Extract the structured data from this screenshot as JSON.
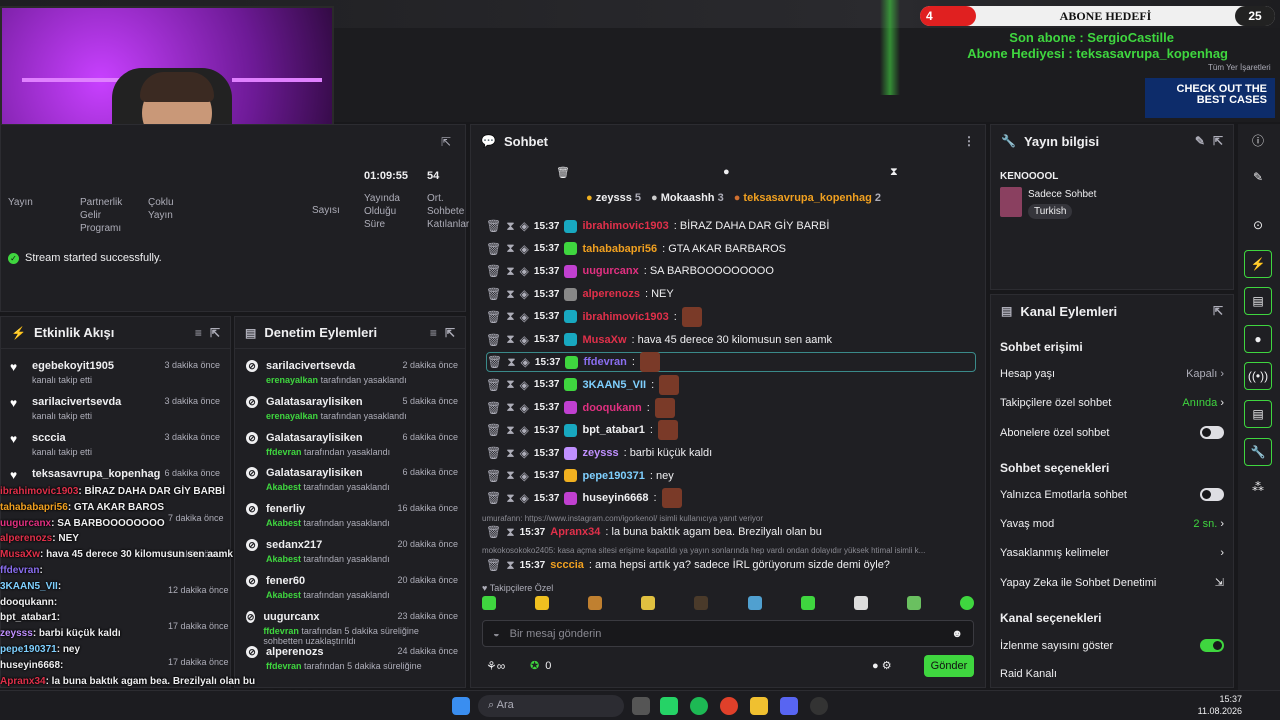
{
  "overlay_top": {
    "goal_left": "4",
    "goal_title": "ABONE HEDEFİ",
    "goal_right": "25",
    "sub_line1": "Son abone : SergioCastille",
    "sub_line2": "Abone Hediyesi : teksasavrupa_kopenhag",
    "promo": "CHECK OUT THE BEST CASES",
    "bookmarks": "Tüm Yer İşaretleri"
  },
  "stats": {
    "duration": "01:09:55",
    "followers_count": "54",
    "labels": [
      "Yayın",
      "Partnerlik Gelir Programı",
      "Çoklu Yayın",
      "Yayında Olduğu Süre",
      "Ort. Sohbete Katılanlar",
      "Sayısı"
    ]
  },
  "status": "Stream started successfully.",
  "activity": {
    "title": "Etkinlik Akışı",
    "items": [
      {
        "name": "egebekoyit1905",
        "sub": "kanalı takip etti",
        "time": "3 dakika önce"
      },
      {
        "name": "sarilacivertsevda",
        "sub": "kanalı takip etti",
        "time": "3 dakika önce"
      },
      {
        "name": "scccia",
        "sub": "kanalı takip etti",
        "time": "3 dakika önce"
      },
      {
        "name": "teksasavrupa_kopenhag",
        "sub": "",
        "time": "6 dakika önce"
      }
    ],
    "extra_times": [
      "7 dakika önce",
      "9 dakika önce",
      "12 dakika önce",
      "17 dakika önce",
      "17 dakika önce"
    ]
  },
  "mod": {
    "title": "Denetim Eylemleri",
    "items": [
      {
        "name": "sarilacivertsevda",
        "by": "erenayalkan",
        "rest": "tarafından yasaklandı",
        "time": "2 dakika önce"
      },
      {
        "name": "Galatasaraylisiken",
        "by": "erenayalkan",
        "rest": "tarafından yasaklandı",
        "time": "5 dakika önce"
      },
      {
        "name": "Galatasaraylisiken",
        "by": "ffdevran",
        "rest": "tarafından yasaklandı",
        "time": "6 dakika önce"
      },
      {
        "name": "Galatasaraylisiken",
        "by": "Akabest",
        "rest": "tarafından yasaklandı",
        "time": "6 dakika önce"
      },
      {
        "name": "fenerliy",
        "by": "Akabest",
        "rest": "tarafından yasaklandı",
        "time": "16 dakika önce"
      },
      {
        "name": "sedanx217",
        "by": "Akabest",
        "rest": "tarafından yasaklandı",
        "time": "20 dakika önce"
      },
      {
        "name": "fener60",
        "by": "Akabest",
        "rest": "tarafından yasaklandı",
        "time": "20 dakika önce"
      },
      {
        "name": "uugurcanx",
        "by": "ffdevran",
        "rest": "tarafından 5 dakika süreliğine sohbetten uzaklaştırıldı",
        "time": "23 dakika önce"
      },
      {
        "name": "alperenozs",
        "by": "ffdevran",
        "rest": "tarafından 5 dakika süreliğine",
        "time": "24 dakika önce"
      }
    ]
  },
  "overlay_chat": [
    {
      "u": "ibrahimovic1903",
      "c": "#e0304a",
      "m": ": BİRAZ DAHA DAR GİY BARBİ"
    },
    {
      "u": "tahababapri56",
      "c": "#f0a020",
      "m": ": GTA AKAR BAROS"
    },
    {
      "u": "uugurcanx",
      "c": "#e03080",
      "m": ": SA BARBOOOOOOOO"
    },
    {
      "u": "alperenozs",
      "c": "#e0304a",
      "m": ": NEY"
    },
    {
      "u": "",
      "c": "#e0304a",
      "m": ""
    },
    {
      "u": "MusaXw",
      "c": "#e0304a",
      "m": ": hava 45 derece 30 kilomusun sen aamk"
    },
    {
      "u": "ffdevran",
      "c": "#8a6ef0",
      "m": ": "
    },
    {
      "u": "3KAAN5_VII",
      "c": "#7fd0ff",
      "m": ": "
    },
    {
      "u": "dooqukann",
      "c": "#efeff1",
      "m": ": "
    },
    {
      "u": "bpt_atabar1",
      "c": "#efeff1",
      "m": ": "
    },
    {
      "u": "zeysss",
      "c": "#c090ff",
      "m": ": barbi küçük kaldı"
    },
    {
      "u": "pepe190371",
      "c": "#7fd0ff",
      "m": ": ney"
    },
    {
      "u": "huseyin6668",
      "c": "#efeff1",
      "m": ": "
    },
    {
      "u": "Apranx34",
      "c": "#e0304a",
      "m": ": la buna baktık agam bea. Brezilyalı olan bu"
    },
    {
      "u": "scccia",
      "c": "#efeff1",
      "m": ": ama hepsi artık ya? sadece İRL görüyorum sizde demi öyle?"
    }
  ],
  "chat": {
    "title": "Sohbet",
    "leaders": [
      {
        "n": "zeysss",
        "v": "5"
      },
      {
        "n": "Mokaashh",
        "v": "3"
      },
      {
        "n": "teksasavrupa_kopenhag",
        "v": "2"
      }
    ],
    "messages": [
      {
        "time": "15:37",
        "user": "ibrahimovic1903",
        "color": "#e0304a",
        "text": ": BİRAZ DAHA DAR GİY BARBİ"
      },
      {
        "time": "15:37",
        "user": "tahababapri56",
        "color": "#f0a020",
        "text": ": GTA AKAR BARBAROS"
      },
      {
        "time": "15:37",
        "user": "uugurcanx",
        "color": "#e03080",
        "text": ": SA BARBOOOOOOOOO"
      },
      {
        "time": "15:37",
        "user": "alperenozs",
        "color": "#e0304a",
        "text": ": NEY"
      },
      {
        "time": "15:37",
        "user": "ibrahimovic1903",
        "color": "#e0304a",
        "text": ":"
      },
      {
        "time": "15:37",
        "user": "MusaXw",
        "color": "#e0304a",
        "text": ": hava 45 derece 30 kilomusun sen aamk"
      },
      {
        "time": "15:37",
        "user": "ffdevran",
        "color": "#8a6ef0",
        "text": ":"
      },
      {
        "time": "15:37",
        "user": "3KAAN5_VII",
        "color": "#7fd0ff",
        "text": ":"
      },
      {
        "time": "15:37",
        "user": "dooqukann",
        "color": "#e03080",
        "text": ":"
      },
      {
        "time": "15:37",
        "user": "bpt_atabar1",
        "color": "#efeff1",
        "text": ":"
      },
      {
        "time": "15:37",
        "user": "zeysss",
        "color": "#c090ff",
        "text": ": barbi küçük kaldı"
      },
      {
        "time": "15:37",
        "user": "pepe190371",
        "color": "#7fd0ff",
        "text": ": ney"
      },
      {
        "time": "15:37",
        "user": "huseyin6668",
        "color": "#efeff1",
        "text": ":"
      }
    ],
    "reply1": "umurafann: https://www.instagram.com/igorkenol/ isimli kullanıcıya yanıt veriyor",
    "m14": {
      "time": "15:37",
      "user": "Apranx34",
      "color": "#e0304a",
      "text": ": la buna baktık agam bea. Brezilyalı olan bu"
    },
    "reply2": "mokokosokoko2405: kasa açma sitesi erişime kapatıldı ya yayın sonlarında hep vardı ondan dolayıdır yüksek htimal isimli k...",
    "m15": {
      "time": "15:37",
      "user": "scccia",
      "color": "#f0a020",
      "text": ": ama hepsi artık ya? sadece İRL görüyorum sizde demi öyle?"
    },
    "followers_label": "Takipçilere Özel",
    "placeholder": "Bir mesaj gönderin",
    "send": "Gönder",
    "count": "0"
  },
  "info": {
    "title": "Yayın bilgisi",
    "channel": "KENOOOOL",
    "category": "Sadece Sohbet",
    "tag": "Turkish"
  },
  "actions": {
    "title": "Kanal Eylemleri",
    "sec1": "Sohbet erişimi",
    "rows1": [
      {
        "l": "Hesap yaşı",
        "v": "Kapalı"
      },
      {
        "l": "Takipçilere özel sohbet",
        "v": "Anında"
      },
      {
        "l": "Abonelere özel sohbet",
        "v": ""
      }
    ],
    "sec2": "Sohbet seçenekleri",
    "rows2": [
      {
        "l": "Yalnızca Emotlarla sohbet",
        "v": ""
      },
      {
        "l": "Yavaş mod",
        "v": "2 sn."
      },
      {
        "l": "Yasaklanmış kelimeler",
        "v": ""
      },
      {
        "l": "Yapay Zeka ile Sohbet Denetimi",
        "v": ""
      }
    ],
    "sec3": "Kanal seçenekleri",
    "rows3": [
      {
        "l": "İzlenme sayısını göster",
        "v": ""
      },
      {
        "l": "Raid Kanalı",
        "v": ""
      }
    ]
  },
  "taskbar": {
    "search": "Ara",
    "time": "15:37",
    "date": "11.08.2026"
  }
}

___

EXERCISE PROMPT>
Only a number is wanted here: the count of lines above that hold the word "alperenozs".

WRITTEN SOLUTION>
3